By Karen Roush, AJN clinical managing editor. Photos by the author.
One Saturday a few weeks ago I grabbed my camera and headed out to spend the afternoon taking photographs around the city. I ended up wandering around the streets of Chinatown, photographing the street life—the rows of fresh fish on piles of ice, the colorful patterns of vegetables in crates outside shops, old women in variations of plaid and flowered housedresses lined up on a bench, children scattering clusters of pigeons.
Eventually I happened upon a vigorous and highly skilled game of handball in a park. The competitors were predominately young Asian men, though there were a few Hispanic men playing too. Standing next to me, a young man was telling his friend about a clever way a mutual friend had devised to get out of paying a parking ticket. If you live in New York, or almost any big city, you will earn yourself a parking ticket or two at some point. Intrigued by this man’s idea, I asked him if it actually worked and he assured me it did. Then he rolled his eyes and said, “Oh no, I shouldn’t have said anything. Once the white people know, that’s the end of it!”
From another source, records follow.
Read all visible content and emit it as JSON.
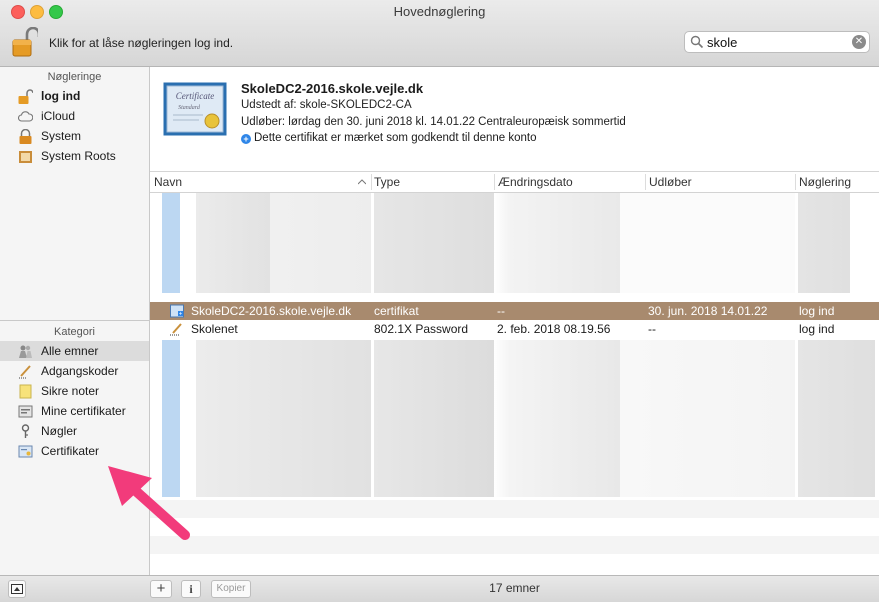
{
  "window": {
    "title": "Hovednøglering"
  },
  "toolbar": {
    "lock_text": "Klik for at låse nøgleringen log ind.",
    "search_value": "skole"
  },
  "sidebar": {
    "keychains_header": "Nøgleringe",
    "keychains": [
      {
        "label": "log ind",
        "icon": "lock-open-icon"
      },
      {
        "label": "iCloud",
        "icon": "cloud-icon"
      },
      {
        "label": "System",
        "icon": "lock-icon"
      },
      {
        "label": "System Roots",
        "icon": "folder-icon"
      }
    ],
    "category_header": "Kategori",
    "categories": [
      {
        "label": "Alle emner",
        "icon": "people-icon"
      },
      {
        "label": "Adgangskoder",
        "icon": "pen-icon"
      },
      {
        "label": "Sikre noter",
        "icon": "note-icon"
      },
      {
        "label": "Mine certifikater",
        "icon": "my-cert-icon"
      },
      {
        "label": "Nøgler",
        "icon": "key-icon"
      },
      {
        "label": "Certifikater",
        "icon": "certificate-icon"
      }
    ]
  },
  "cert": {
    "image_lettering": "Certificate Standard",
    "title": "SkoleDC2-2016.skole.vejle.dk",
    "issuer": "Udstedt af: skole-SKOLEDC2-CA",
    "expires": "Udløber: lørdag den 30. juni 2018 kl. 14.01.22 Centraleuropæisk sommertid",
    "trust": "Dette certifikat er mærket som godkendt til denne konto"
  },
  "table": {
    "columns": [
      "Navn",
      "Type",
      "Ændringsdato",
      "Udløber",
      "Nøglering"
    ],
    "rows": [
      {
        "name": "SkoleDC2-2016.skole.vejle.dk",
        "type": "certifikat",
        "modified": "--",
        "expires": "30. jun. 2018 14.01.22",
        "keychain": "log ind",
        "icon": "certificate-icon"
      },
      {
        "name": "Skolenet",
        "type": "802.1X Password",
        "modified": "2. feb. 2018 08.19.56",
        "expires": "--",
        "keychain": "log ind",
        "icon": "pen-icon"
      }
    ]
  },
  "bottom": {
    "add": "+",
    "info": "i",
    "copy": "Kopier",
    "count": "17 emner"
  },
  "colors": {
    "selection": "#a88a6e",
    "annotation_arrow": "#f23b7b"
  }
}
I think of myself as having good cultural and ethnic awareness and sensitivity. But that phrase, once the white people know, was startling to hear. I laughed at the time, and so did he, but it got me thinking about all the assumptions I make about my place in the world as one of the “white people.” I know I come armed with a lot of privilege—white, educated, living in a good neighborhood in a great city in a rich nation; even my primary language, English, affords me privilege. I know that people of color are still considered “other” to the standard of white in this country.
And color is only one of the many ways people are made to feel like the “other”—there’s also ethnicity or religion or class or sexuality or disability. I have spent time being the other, as a white woman during a month in a rural area of Uganda and then again during a month teaching at a rural college in Ghana. I wondered then how I was perceived by the local people, who would nod and smile or stare with serious curiosity. I knew I was an outsider, a visitor to their country, their community. Being the “other” made sense.
But it was so unexpected to be the “other” in my hometown. To be the subject of stereotyping, while not even quite sure what the stereotype is or why it exists. Are we white people blabbermouths? Do we tell all, tattle? Or is it that we co-opt everything as our own, claim it, gentrify it, own it? I wanted to protest, to assure him I was not that stereotype—in some odd, ironic way I wanted to tell him I wasn’t a typical white person, whatever that meant. In a matter of moments I had already bought the bias and was looking to disengage myself from it.
But it also hit me for another reason. Two of my children are Asian. I don’t think of them as nonwhite—I just think of them as my son and daughter, though I have always realized that as a minority they receive the world from a place that is different than mine. Standing there, labeled as one of those “white people” and categorized with preconceived ideas, I was experiencing what it must be like for them. The difference though . . . I was only a short subway ride away from being the standard once again.
Diversity is one of the great things about this city and this country. Hopefully we are moving closer to the day when differences exist without a hierarchy that sets one group up as the standard. But until that day, I wish every nurse—actually, every person—could have an “other” experience.
We learn cultural competence, differences in the meaning of family, illness, healing, and death among ethnic and cultural groups. We are taught to respect and provide care congruent with the beliefs and traditions of all of our patients. I think we do a pretty good job of that. But we can do better. Knowledge will only take us so far; to provide truly culturally sensitive care, we also need empathy. And there is nothing like experiencing something firsthand to develop the deeper, even if never complete, understanding that is the foundation for empathy.